# Saved entries
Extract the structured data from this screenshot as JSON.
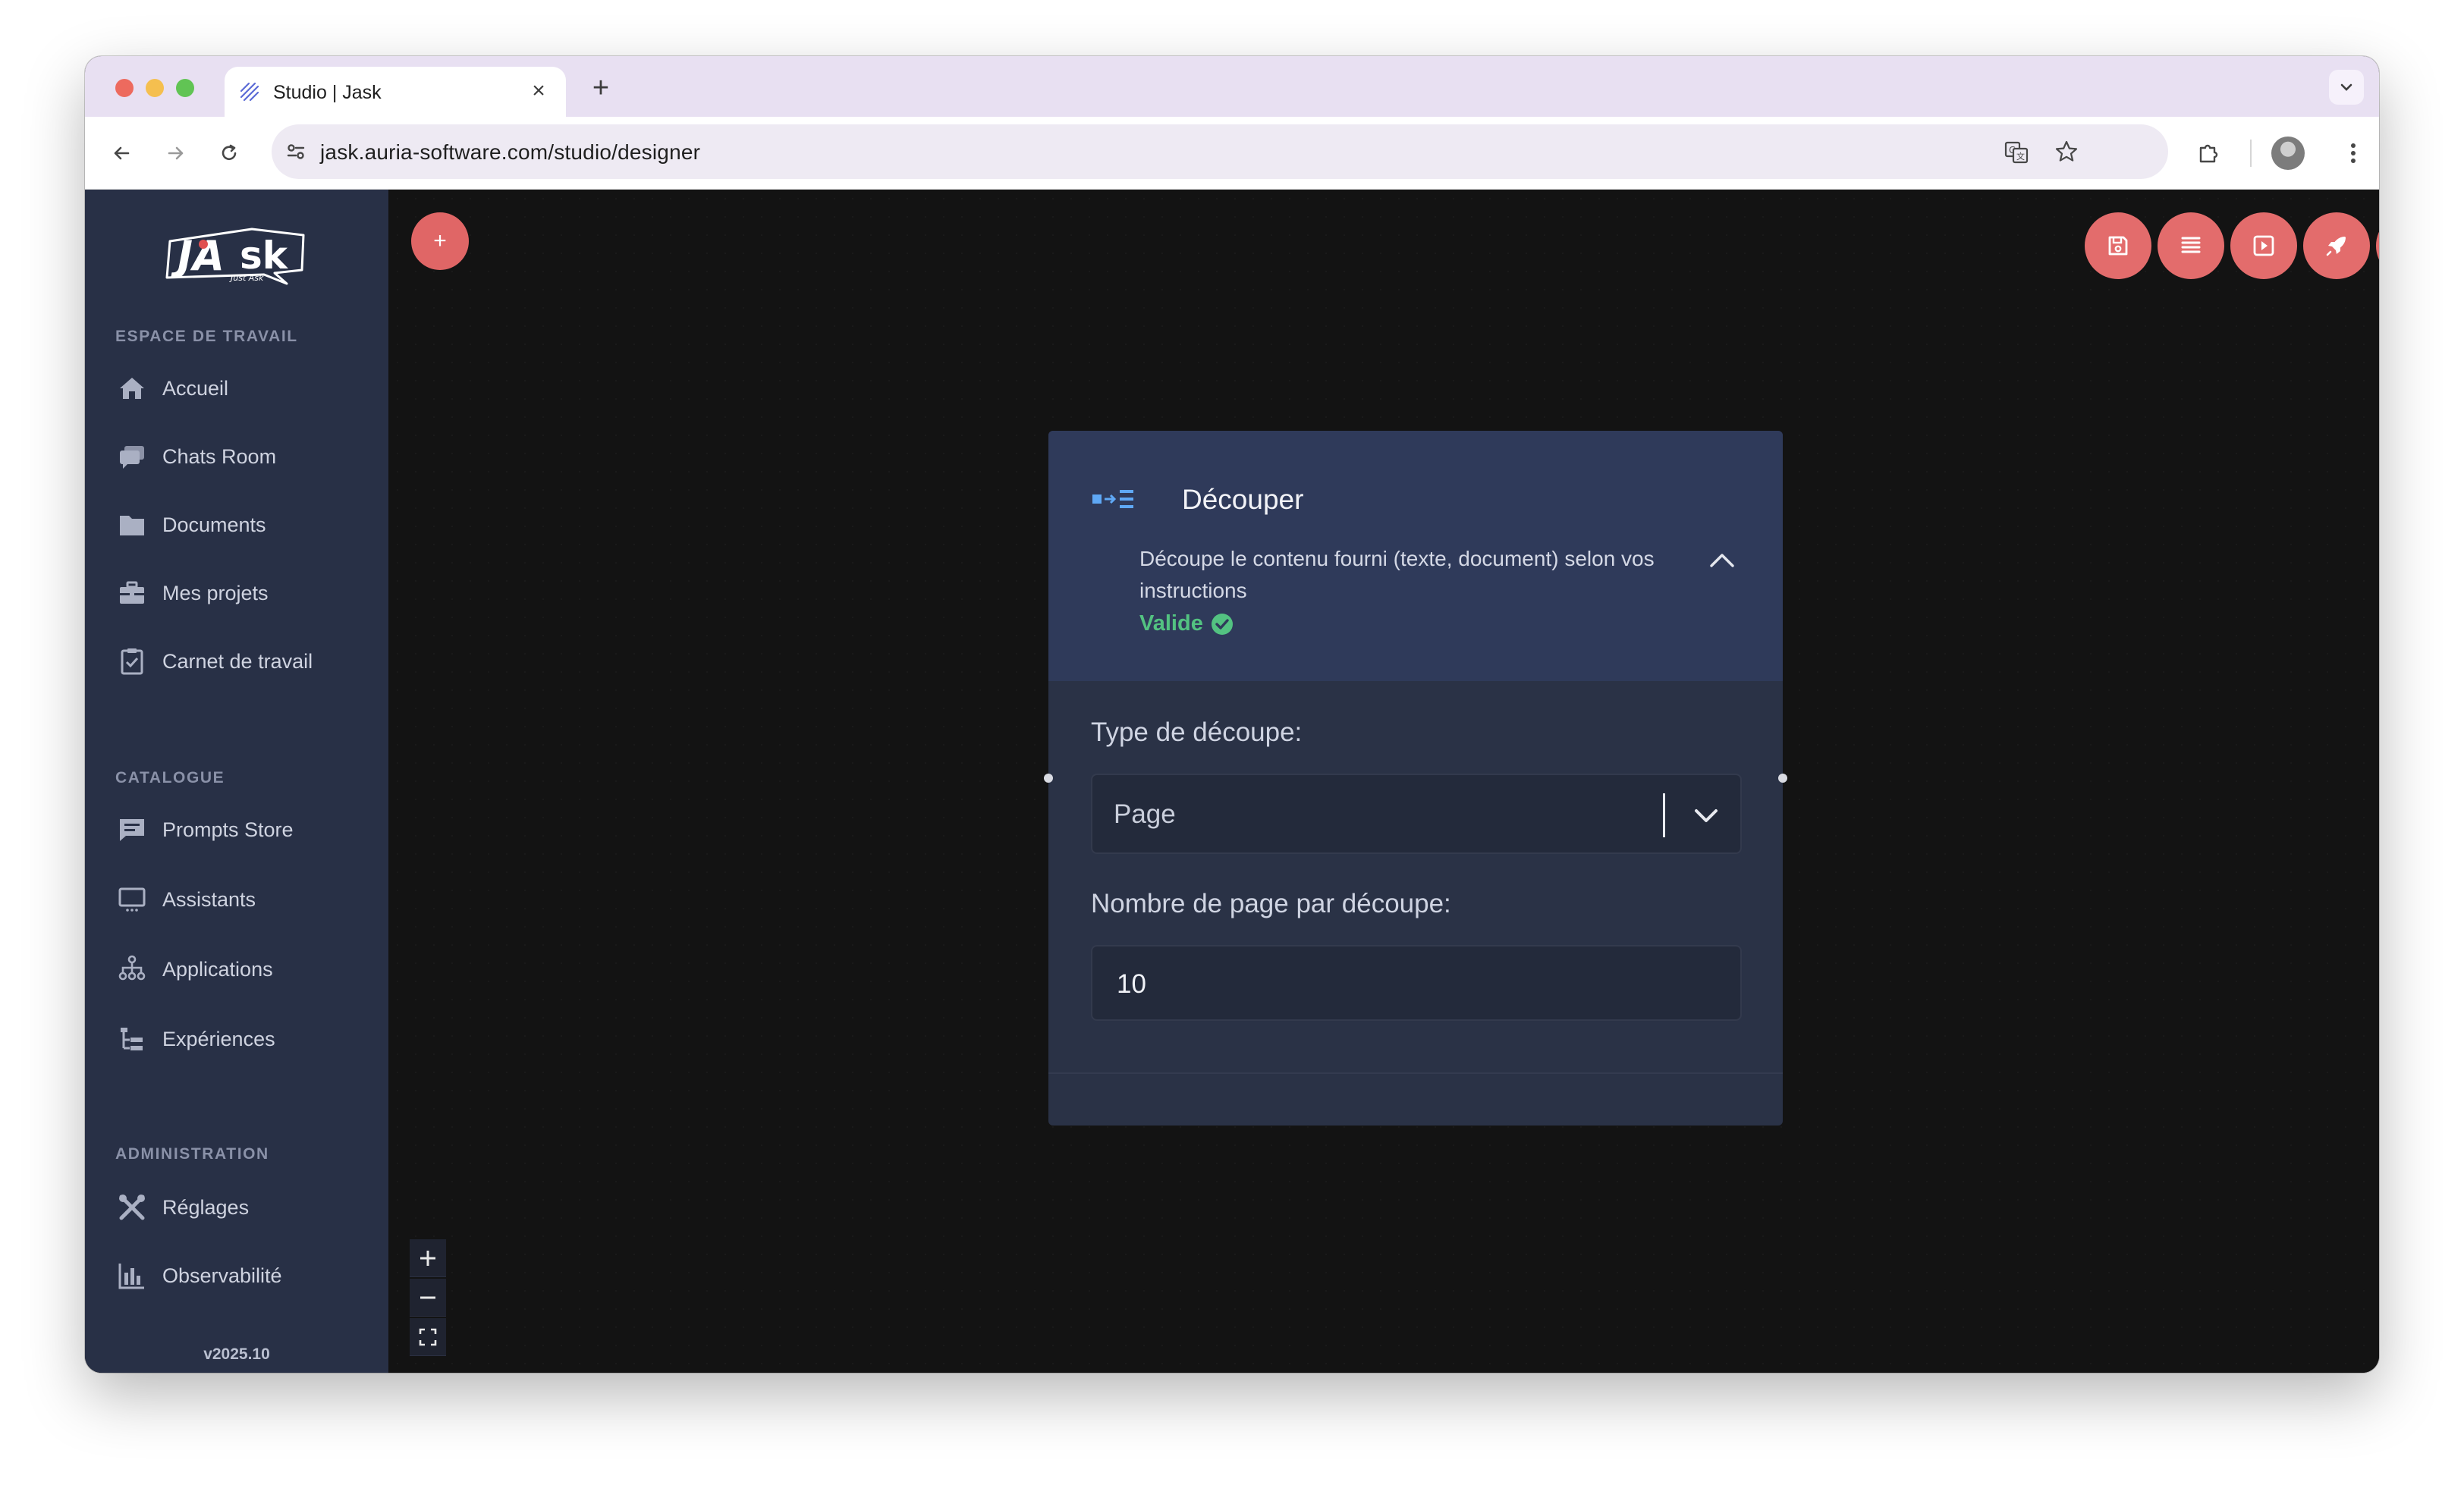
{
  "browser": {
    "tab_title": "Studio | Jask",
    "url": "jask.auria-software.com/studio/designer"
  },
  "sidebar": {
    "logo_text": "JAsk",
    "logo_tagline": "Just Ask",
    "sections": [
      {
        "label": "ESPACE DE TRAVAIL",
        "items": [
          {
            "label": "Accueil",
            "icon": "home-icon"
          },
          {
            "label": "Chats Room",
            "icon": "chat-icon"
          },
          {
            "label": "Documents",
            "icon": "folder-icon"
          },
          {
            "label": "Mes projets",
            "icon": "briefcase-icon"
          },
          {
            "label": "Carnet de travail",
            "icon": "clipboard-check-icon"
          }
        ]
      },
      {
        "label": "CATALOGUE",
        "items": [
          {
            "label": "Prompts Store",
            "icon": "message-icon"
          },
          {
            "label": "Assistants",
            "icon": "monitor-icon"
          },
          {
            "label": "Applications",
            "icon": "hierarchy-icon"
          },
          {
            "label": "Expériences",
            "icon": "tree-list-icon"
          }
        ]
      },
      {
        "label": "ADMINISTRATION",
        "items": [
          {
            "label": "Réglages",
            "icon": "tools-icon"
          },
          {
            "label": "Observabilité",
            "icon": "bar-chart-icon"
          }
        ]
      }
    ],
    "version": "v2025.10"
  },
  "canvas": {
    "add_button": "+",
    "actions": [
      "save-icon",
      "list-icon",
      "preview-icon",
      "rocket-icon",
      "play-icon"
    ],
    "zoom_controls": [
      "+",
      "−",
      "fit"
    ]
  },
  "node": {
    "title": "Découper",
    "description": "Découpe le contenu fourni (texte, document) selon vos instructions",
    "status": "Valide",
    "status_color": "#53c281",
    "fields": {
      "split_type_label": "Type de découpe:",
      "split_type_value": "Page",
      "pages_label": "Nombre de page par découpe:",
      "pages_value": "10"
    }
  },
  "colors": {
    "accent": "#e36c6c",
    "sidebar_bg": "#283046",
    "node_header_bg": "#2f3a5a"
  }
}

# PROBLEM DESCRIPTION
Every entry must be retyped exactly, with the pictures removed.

# TASK ANSWER
Extract the structured data from this screenshot as JSON.
{
  "browser": {
    "tab_title": "Studio | Jask",
    "url": "jask.auria-software.com/studio/designer"
  },
  "sidebar": {
    "logo_text": "JAsk",
    "logo_tagline": "Just Ask",
    "sections": [
      {
        "label": "ESPACE DE TRAVAIL",
        "items": [
          {
            "label": "Accueil",
            "icon": "home-icon"
          },
          {
            "label": "Chats Room",
            "icon": "chat-icon"
          },
          {
            "label": "Documents",
            "icon": "folder-icon"
          },
          {
            "label": "Mes projets",
            "icon": "briefcase-icon"
          },
          {
            "label": "Carnet de travail",
            "icon": "clipboard-check-icon"
          }
        ]
      },
      {
        "label": "CATALOGUE",
        "items": [
          {
            "label": "Prompts Store",
            "icon": "message-icon"
          },
          {
            "label": "Assistants",
            "icon": "monitor-icon"
          },
          {
            "label": "Applications",
            "icon": "hierarchy-icon"
          },
          {
            "label": "Expériences",
            "icon": "tree-list-icon"
          }
        ]
      },
      {
        "label": "ADMINISTRATION",
        "items": [
          {
            "label": "Réglages",
            "icon": "tools-icon"
          },
          {
            "label": "Observabilité",
            "icon": "bar-chart-icon"
          }
        ]
      }
    ],
    "version": "v2025.10"
  },
  "canvas": {
    "add_button": "+",
    "actions": [
      "save-icon",
      "list-icon",
      "preview-icon",
      "rocket-icon",
      "play-icon"
    ],
    "zoom_controls": [
      "+",
      "−",
      "fit"
    ]
  },
  "node": {
    "title": "Découper",
    "description": "Découpe le contenu fourni (texte, document) selon vos instructions",
    "status": "Valide",
    "status_color": "#53c281",
    "fields": {
      "split_type_label": "Type de découpe:",
      "split_type_value": "Page",
      "pages_label": "Nombre de page par découpe:",
      "pages_value": "10"
    }
  },
  "colors": {
    "accent": "#e36c6c",
    "sidebar_bg": "#283046",
    "node_header_bg": "#2f3a5a"
  }
}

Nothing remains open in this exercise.